The New York Mets, aka Los Mets, are among the six Major League Baseball teams to offer their young Latino prospects — primarily ones from the Dominican Republic — high school degree programs. Two or three more teams plan to join in, USA Today reports.

"I gotta tell you, we're working with a new generation of baseball players. You see in the past that players just carry a bat and a glove and a helmet on the baseball field and in the academy," said Juan Henderson, who runs the Mets' Dominican academy. "Those years, I think, are going to be pretty much over. Now they also do that, but they also carry books, they also carry an iPad, they also carry a laptop."
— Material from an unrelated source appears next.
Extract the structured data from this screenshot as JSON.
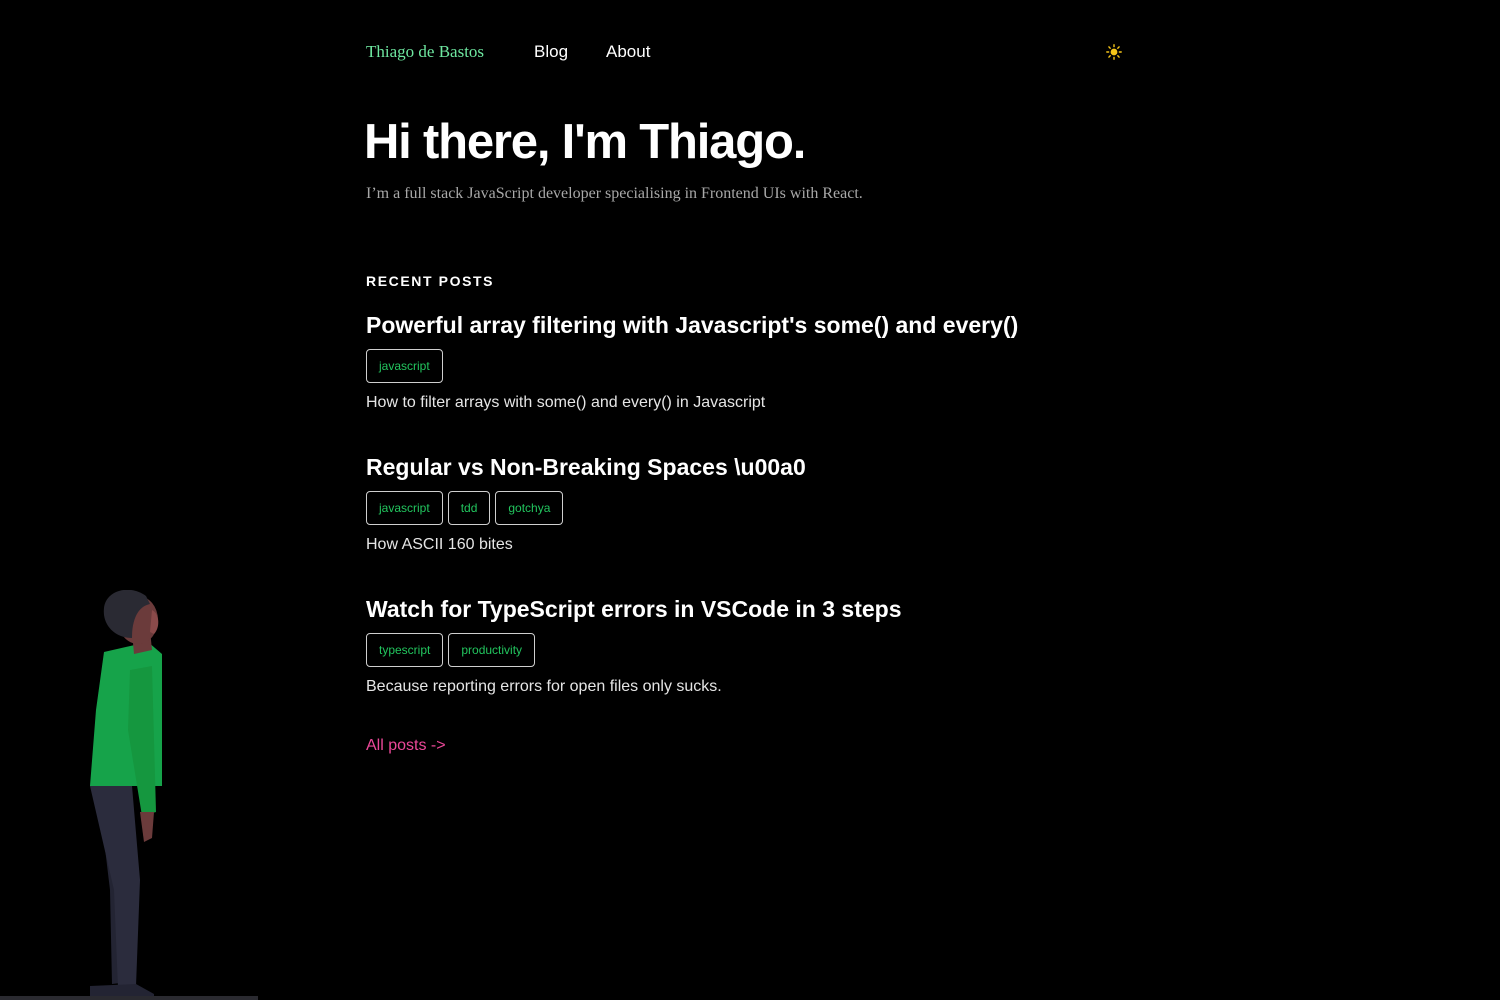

Having a degree is a clear benefit to the teenage athletes, who may not ever see a major league at-bat, and Mets officials said they consider the extra training off the field to be a competitive advantage that makes players more coachable. Hansel Robles, a 25-year-old Mets relief pitcher who graduated from the franchise's academy in 2010, said he'd like to see every team take up the practice.

"You can't stress ... enough how if the baseball thing doesn't work out then you have nothing left to fall back on," the Dominican-born Robles said. "If you do this, you can go to college and you can have a future."